[Instructions for the task] With the images left out, print all of the records below exactly.

======

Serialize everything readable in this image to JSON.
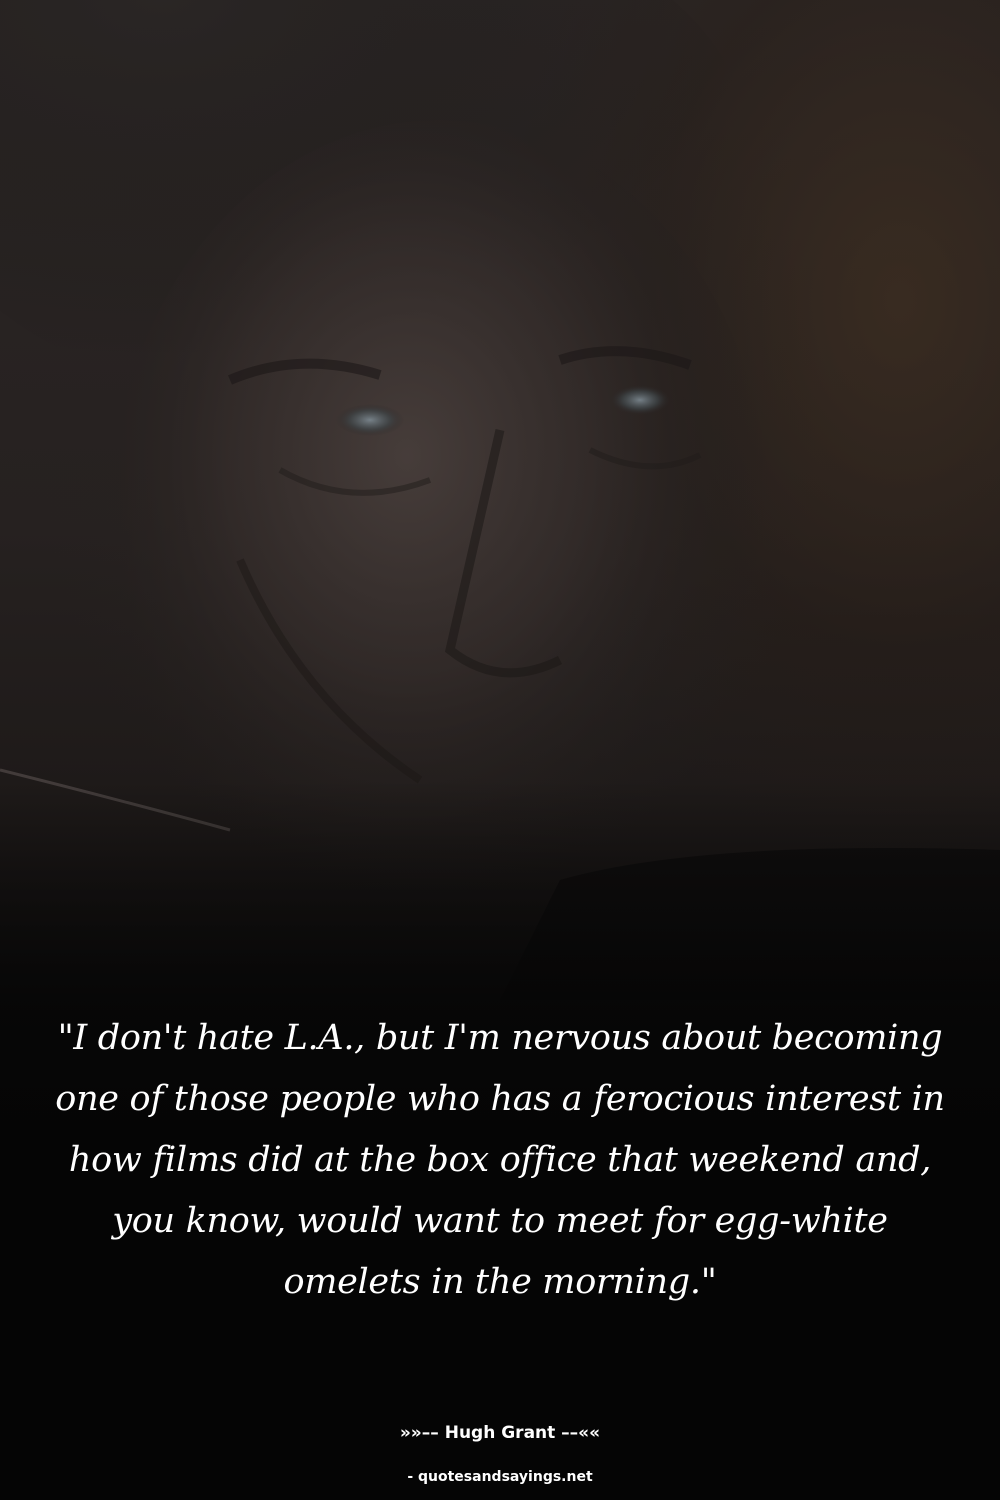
{
  "quote": {
    "text": "\"I don't hate L.A., but I'm nervous about becoming one of those people who has a ferocious interest in how films did at the box office that weekend and, you know, would want to meet for egg-white omelets in the morning.\""
  },
  "attribution": {
    "author_line": "»»–– Hugh Grant ––««"
  },
  "watermark": {
    "site": "- quotesandsayings.net"
  },
  "photo": {
    "subject": "dark close-up portrait of a man's face",
    "colors": {
      "shadow": "#050505",
      "skin": "#3a3230",
      "background_warm": "#3b2a1d"
    }
  }
}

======

[Response to this exercise]
Serialize everything readable in this image to JSON.
{
  "quote": {
    "text": "\"I don't hate L.A., but I'm nervous about becoming one of those people who has a ferocious interest in how films did at the box office that weekend and, you know, would want to meet for egg-white omelets in the morning.\""
  },
  "attribution": {
    "author_line": "»»–– Hugh Grant ––««"
  },
  "watermark": {
    "site": "- quotesandsayings.net"
  },
  "photo": {
    "subject": "dark close-up portrait of a man's face",
    "colors": {
      "shadow": "#050505",
      "skin": "#3a3230",
      "background_warm": "#3b2a1d"
    }
  }
}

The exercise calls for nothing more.